• [Required action]:
Look through the data below and return each line where "window" appears.
START Data for this exercise
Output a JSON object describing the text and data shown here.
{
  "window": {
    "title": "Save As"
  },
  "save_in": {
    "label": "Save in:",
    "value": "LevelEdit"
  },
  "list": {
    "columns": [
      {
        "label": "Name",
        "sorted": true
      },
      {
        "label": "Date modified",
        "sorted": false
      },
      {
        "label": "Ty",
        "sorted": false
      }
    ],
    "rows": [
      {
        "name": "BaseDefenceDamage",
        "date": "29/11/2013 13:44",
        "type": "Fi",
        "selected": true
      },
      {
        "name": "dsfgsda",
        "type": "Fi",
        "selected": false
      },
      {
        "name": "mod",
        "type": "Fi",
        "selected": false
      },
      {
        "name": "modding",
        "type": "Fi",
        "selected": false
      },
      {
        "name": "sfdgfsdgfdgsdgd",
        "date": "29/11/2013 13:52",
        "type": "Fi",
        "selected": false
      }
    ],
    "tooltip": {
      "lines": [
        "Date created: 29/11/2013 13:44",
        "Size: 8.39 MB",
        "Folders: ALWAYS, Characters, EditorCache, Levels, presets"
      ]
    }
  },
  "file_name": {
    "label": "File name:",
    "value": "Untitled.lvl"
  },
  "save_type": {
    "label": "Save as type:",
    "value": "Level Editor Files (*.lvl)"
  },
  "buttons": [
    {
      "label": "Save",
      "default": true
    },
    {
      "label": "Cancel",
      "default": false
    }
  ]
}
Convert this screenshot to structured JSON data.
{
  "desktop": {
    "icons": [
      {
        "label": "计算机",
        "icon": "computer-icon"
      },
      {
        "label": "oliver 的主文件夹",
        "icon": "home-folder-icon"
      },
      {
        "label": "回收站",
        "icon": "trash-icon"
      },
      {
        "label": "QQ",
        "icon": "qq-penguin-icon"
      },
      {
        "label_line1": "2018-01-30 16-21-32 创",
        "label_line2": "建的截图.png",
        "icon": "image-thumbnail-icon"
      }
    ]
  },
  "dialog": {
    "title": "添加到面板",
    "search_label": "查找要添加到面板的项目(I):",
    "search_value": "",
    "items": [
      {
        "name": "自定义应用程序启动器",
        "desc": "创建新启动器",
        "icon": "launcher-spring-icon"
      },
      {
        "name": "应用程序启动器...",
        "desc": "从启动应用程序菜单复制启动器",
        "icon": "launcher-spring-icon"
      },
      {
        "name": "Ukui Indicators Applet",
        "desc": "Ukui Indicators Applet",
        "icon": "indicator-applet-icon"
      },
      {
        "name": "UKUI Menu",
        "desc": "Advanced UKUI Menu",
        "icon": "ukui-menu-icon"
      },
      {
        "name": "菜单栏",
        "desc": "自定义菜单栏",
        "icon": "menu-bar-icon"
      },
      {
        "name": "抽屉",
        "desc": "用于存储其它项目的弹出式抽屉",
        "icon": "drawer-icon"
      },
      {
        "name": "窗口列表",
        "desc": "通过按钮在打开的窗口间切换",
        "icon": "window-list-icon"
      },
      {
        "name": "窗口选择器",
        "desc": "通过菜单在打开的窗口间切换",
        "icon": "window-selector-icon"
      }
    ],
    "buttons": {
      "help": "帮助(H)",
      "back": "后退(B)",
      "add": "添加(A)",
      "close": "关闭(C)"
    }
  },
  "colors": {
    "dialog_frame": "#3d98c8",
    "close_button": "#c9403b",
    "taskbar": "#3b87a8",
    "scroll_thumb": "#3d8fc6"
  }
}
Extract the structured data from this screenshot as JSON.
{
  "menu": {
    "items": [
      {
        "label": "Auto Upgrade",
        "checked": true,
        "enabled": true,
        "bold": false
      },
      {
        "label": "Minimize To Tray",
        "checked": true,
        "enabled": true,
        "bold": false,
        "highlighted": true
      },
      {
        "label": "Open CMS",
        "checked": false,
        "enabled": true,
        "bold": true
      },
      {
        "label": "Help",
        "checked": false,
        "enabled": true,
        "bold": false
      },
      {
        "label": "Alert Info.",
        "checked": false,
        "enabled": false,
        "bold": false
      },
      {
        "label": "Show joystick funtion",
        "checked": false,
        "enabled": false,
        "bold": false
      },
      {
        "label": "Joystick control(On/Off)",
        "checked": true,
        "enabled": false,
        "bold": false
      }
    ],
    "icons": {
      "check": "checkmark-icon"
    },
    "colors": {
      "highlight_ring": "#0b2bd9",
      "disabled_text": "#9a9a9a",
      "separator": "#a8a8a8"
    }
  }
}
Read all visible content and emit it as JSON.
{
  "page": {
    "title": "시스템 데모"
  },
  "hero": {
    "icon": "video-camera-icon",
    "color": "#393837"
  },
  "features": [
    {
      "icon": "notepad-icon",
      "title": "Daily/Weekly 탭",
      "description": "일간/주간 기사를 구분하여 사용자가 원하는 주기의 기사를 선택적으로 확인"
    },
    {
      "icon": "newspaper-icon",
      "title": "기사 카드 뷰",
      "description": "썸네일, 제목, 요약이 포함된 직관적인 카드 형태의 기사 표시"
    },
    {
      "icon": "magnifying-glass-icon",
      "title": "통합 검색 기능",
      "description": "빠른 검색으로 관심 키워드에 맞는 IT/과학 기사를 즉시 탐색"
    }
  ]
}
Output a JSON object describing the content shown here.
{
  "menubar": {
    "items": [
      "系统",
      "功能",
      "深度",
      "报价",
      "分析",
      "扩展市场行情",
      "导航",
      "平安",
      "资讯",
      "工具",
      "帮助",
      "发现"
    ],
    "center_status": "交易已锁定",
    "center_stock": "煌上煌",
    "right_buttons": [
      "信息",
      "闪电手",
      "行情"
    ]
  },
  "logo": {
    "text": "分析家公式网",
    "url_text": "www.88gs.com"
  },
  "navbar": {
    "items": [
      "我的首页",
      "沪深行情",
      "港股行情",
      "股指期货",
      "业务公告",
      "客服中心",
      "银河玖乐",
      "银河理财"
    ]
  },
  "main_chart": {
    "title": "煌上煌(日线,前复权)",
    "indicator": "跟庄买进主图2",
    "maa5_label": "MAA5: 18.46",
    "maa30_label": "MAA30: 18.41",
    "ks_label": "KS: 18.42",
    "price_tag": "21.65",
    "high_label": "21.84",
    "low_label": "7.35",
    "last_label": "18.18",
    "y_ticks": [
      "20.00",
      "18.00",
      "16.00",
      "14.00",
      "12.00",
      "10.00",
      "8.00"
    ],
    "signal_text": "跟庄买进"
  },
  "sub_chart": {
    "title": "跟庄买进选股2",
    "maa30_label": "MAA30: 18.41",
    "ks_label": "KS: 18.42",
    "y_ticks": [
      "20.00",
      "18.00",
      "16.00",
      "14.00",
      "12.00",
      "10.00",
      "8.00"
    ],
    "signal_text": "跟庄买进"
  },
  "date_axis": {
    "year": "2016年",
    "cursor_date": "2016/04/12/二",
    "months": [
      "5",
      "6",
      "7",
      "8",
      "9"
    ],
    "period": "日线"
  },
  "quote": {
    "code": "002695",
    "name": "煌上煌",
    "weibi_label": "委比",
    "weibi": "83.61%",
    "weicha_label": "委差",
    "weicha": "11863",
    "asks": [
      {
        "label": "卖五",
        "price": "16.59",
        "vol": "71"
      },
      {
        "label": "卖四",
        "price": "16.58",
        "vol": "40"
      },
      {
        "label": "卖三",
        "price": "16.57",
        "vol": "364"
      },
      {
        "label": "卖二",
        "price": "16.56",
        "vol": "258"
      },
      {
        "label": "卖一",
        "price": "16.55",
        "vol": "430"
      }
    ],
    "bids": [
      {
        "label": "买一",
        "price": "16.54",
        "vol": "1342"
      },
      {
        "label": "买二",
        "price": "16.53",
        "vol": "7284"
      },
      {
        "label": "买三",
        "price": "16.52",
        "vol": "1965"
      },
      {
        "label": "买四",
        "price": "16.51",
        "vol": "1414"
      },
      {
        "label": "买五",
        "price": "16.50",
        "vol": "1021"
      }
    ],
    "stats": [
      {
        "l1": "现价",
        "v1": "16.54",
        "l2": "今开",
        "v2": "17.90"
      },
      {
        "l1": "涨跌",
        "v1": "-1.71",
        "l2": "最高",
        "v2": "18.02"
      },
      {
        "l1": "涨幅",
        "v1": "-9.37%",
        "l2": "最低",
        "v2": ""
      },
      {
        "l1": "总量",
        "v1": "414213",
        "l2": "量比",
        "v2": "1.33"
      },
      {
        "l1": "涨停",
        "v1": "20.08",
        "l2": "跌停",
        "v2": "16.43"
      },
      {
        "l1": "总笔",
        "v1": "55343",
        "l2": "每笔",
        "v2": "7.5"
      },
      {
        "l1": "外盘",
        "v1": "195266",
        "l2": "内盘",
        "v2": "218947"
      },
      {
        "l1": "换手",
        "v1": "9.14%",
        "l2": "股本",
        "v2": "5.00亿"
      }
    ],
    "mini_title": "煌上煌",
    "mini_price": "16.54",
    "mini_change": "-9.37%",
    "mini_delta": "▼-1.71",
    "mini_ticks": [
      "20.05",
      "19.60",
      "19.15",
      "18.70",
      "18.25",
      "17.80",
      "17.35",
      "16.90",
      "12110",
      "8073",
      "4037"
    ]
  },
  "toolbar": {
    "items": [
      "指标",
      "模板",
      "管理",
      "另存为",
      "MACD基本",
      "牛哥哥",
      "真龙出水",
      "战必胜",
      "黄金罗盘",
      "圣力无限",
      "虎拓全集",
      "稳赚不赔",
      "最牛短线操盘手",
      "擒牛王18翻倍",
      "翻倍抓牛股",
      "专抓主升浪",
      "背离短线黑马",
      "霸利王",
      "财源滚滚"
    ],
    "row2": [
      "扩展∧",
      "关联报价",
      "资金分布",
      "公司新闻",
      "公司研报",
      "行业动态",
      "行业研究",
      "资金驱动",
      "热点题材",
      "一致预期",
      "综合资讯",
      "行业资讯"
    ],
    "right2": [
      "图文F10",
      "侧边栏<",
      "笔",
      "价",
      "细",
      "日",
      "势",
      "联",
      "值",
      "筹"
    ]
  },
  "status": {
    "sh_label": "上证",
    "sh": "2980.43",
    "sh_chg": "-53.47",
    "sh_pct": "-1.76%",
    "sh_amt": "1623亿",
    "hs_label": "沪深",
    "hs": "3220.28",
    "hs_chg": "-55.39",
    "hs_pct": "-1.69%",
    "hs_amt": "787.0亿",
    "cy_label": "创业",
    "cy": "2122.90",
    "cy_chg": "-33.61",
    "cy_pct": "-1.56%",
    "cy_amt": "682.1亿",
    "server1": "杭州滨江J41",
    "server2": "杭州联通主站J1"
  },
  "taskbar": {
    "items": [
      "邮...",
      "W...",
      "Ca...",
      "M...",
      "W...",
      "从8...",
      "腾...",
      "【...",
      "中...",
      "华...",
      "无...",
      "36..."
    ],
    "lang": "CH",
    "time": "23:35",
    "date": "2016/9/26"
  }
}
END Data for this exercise
• [Output of the exercise]:
  "window": {
        "icon": "window-list-icon"
        "icon": "window-selector-icon"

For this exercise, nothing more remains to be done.